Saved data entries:
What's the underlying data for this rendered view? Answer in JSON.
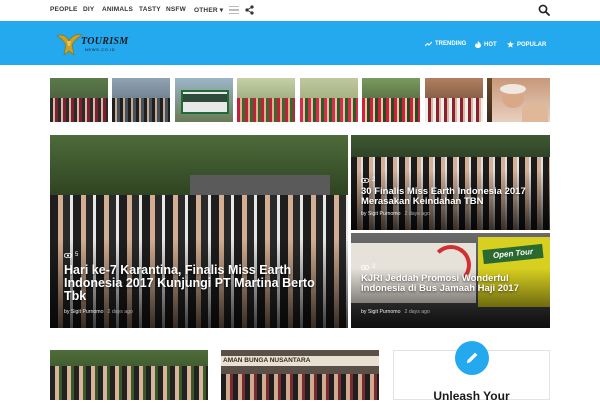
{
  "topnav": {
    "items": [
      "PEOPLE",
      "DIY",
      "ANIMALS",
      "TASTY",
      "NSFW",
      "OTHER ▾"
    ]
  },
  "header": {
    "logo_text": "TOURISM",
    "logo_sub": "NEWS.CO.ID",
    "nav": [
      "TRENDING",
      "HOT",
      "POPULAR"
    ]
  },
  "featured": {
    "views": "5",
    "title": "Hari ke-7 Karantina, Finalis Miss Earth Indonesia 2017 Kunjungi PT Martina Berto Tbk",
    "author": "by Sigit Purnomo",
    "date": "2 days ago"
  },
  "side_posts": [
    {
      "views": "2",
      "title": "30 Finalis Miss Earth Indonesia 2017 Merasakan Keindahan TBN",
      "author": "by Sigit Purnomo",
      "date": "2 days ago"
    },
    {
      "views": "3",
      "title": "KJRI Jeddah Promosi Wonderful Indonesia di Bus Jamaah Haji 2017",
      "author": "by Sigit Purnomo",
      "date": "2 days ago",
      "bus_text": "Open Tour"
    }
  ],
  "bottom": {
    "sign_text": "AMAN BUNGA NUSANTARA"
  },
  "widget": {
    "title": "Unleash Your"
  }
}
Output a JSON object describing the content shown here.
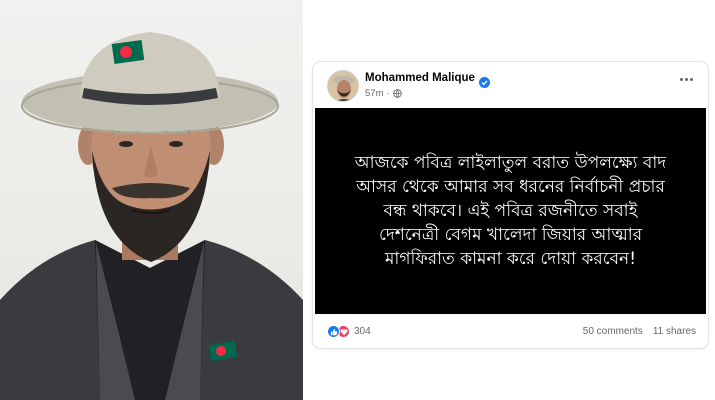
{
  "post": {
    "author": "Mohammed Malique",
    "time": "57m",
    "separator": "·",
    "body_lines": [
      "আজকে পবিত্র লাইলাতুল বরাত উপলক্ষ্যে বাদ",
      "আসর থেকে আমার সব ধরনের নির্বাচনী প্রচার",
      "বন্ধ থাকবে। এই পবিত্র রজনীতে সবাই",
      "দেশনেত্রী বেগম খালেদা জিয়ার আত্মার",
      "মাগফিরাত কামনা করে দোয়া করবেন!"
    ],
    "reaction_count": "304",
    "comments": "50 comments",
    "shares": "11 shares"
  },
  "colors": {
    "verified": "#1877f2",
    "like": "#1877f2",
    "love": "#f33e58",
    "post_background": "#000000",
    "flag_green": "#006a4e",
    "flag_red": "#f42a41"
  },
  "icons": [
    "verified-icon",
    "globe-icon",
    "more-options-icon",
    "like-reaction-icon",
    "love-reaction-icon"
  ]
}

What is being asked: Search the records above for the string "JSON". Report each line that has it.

Reply to the task:
What's the underlying data for this rendered view? Answer in JSON.
Output a JSON object describing the content shown here.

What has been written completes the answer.